When a professional foundation and basement repair contractor conducts a basement inspection in your home, they’ll be using their experience to help you protect your financial investment as well as your family’s health. Even so, what do these inspections involve?
Starting with The Joints
If your home is suffering from damage or a leak, your joints and walls will be the first structures to let you know something’s gone wrong. Inspectors looking over your home will start with your basement’s joints and walls when first conducting their investigation. This way, you can quickly determine what kind of problem you may be dealing with.
More often than not, your joints and walls will display their stress via cracks. There are several types of cracks that can appear in your home. These include:
- Horizontal cracks – Horizontal cracks let you know your home is suffering from the effects of hydrostatic pressure. As this pressure from saturated soil builds up around your home, it will cause your supporting materials to rapidly change temperature. As such, those materials will expand and contract until the stress causes them to fracture.
- Vertical cracks – Vertical cracks, comparatively, let you know the team that originally built your home likely used inappropriate materials, like green wood, for your supports.
- Diagonal cracks – Diagonal cracks form for the same reasons horizontal cracks do. However, they also indicate that one side of your home is suffering from more hydrostatic pressure or settlement than the other.
- Stair-step cracks – If you have a foundation or other support structures made out of brick and mortar, your pressure cracks will most likely form along mortar lines in stair-step patterns.
If you’re in the habit of scheduling annual home inspections, you’ll be able to assess the state of these cracks relatively quickly, given your inspector’s experience with your home. However, if a professional can’t find any cracks but still suspects something’s gone wrong, they will need to keep an eye out for other signs of damage in these areas.
All of the following signs indicate that something may have gone wrong with your basement or foundation:
- Decreasing temperatures in your basement or crawl space
- Foggy windows
- Sticking doors
- Warped wooden frames
- Damaged belongings
- Mold clusters
- Unpleasant smells
Checking Your Sump Pump
If your walls, supports and joints don’t show signs of damage, an inspector’s next step will be to look over your sump pump, if you have one. If your pump ends up blocked over time, or if it no longer functions as well as it used to, it may end up pumping water back into your home and adding to existing damage.
Assessing Your Plumbing for Damage
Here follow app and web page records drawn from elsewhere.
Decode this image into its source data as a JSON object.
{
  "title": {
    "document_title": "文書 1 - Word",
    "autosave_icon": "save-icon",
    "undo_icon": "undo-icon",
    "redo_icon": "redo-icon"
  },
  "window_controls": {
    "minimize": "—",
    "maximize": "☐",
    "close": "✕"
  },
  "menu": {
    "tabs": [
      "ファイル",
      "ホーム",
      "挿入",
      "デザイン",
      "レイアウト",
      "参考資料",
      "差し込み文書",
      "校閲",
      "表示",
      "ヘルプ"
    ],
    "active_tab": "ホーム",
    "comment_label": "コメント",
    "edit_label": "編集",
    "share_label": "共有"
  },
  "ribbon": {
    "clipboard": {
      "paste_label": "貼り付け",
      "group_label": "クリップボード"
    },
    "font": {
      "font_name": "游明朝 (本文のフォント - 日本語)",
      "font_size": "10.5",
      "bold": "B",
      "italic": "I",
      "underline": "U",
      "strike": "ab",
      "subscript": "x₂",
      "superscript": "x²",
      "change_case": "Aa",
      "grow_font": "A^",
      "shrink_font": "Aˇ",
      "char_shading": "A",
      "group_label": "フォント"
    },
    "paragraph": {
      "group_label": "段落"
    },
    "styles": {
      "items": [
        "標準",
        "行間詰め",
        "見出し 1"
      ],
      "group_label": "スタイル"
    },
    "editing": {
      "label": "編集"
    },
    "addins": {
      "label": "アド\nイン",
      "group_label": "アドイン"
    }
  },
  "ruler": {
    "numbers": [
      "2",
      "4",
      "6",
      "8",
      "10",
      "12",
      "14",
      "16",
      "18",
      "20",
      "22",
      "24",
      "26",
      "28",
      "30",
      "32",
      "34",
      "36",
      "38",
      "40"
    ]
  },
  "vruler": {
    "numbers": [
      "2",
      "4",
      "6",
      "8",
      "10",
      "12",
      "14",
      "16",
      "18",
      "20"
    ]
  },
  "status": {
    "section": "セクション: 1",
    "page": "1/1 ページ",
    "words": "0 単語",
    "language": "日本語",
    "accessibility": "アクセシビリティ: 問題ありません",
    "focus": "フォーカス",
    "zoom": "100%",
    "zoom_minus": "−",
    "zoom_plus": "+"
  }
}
For this same reason, an inspector will want to take a closer look at your plumbing. If your plumbing is exposed to too much moisture over the years, your pipes can begin to leak. Those leaks lend to the moisture in the air and can make caring for your home all the more difficult.
It’s easiest to determine how well your plumbing is working by testing the water pressure throughout your home. Plumbers can help you through this process or can conduct a reading for you.
Testing Your Insulation
When waterproofing your home, you will have the option of investing in hydrophobic thermal insulation. This insulation can keep moisture from entering your home during light rainstorms. That said, insulation – specifically soft fiberglass insulation – can also rapidly become a home for mold if it ends up suffering from water damage. An inspector will need to examine your insulation to determine whether it’s still doing its job or if it’s become a mold haven – and subsequently, an indicator of further damage throughout your home.
Looking at Your Foundation and Structural Supports
If you’re seeing signs of damage throughout your home but can’t visually pinpoint where that damage may have originated, then the problem may be with your foundation. This kind of damage can appear in even new homes and will need to be attended to quickly if you want to maintain a healthy quality of life – not to mention your home’s market value.
Inspections do not typically involve significant excavation throughout your home. However, it may not be possible for a professional to understand what’s gone wrong with your home until they’ve begun to address the problem at its source. Be sure to discuss your repair options with your inspector during an inspection so you can better prepare for what repairs may call for.
Updating Your Waterproofing Measures
Finally, during a home inspection, an inspector will need to look over any waterproofing measures you already have in place to ensure they’re working as they should. Unfortunately, not all waterproofing measures are permanent, and they may need maintenance and repair from time to time. Ideally, an inspector can visit your home at least once a year to check in on the measures you have in place and replace them, if necessary. Maintaining a home in Charlotte, NC, doesn’t have to be difficult. For in-home inspections conducted by experienced professionals, you can reach out to the foundation and basement repair contractors in your area. With a free quote in hand after your inspection from experts at Mount Valley Foundation Services, you can choose which repairs and waterproofing measures will best help you protect your investment.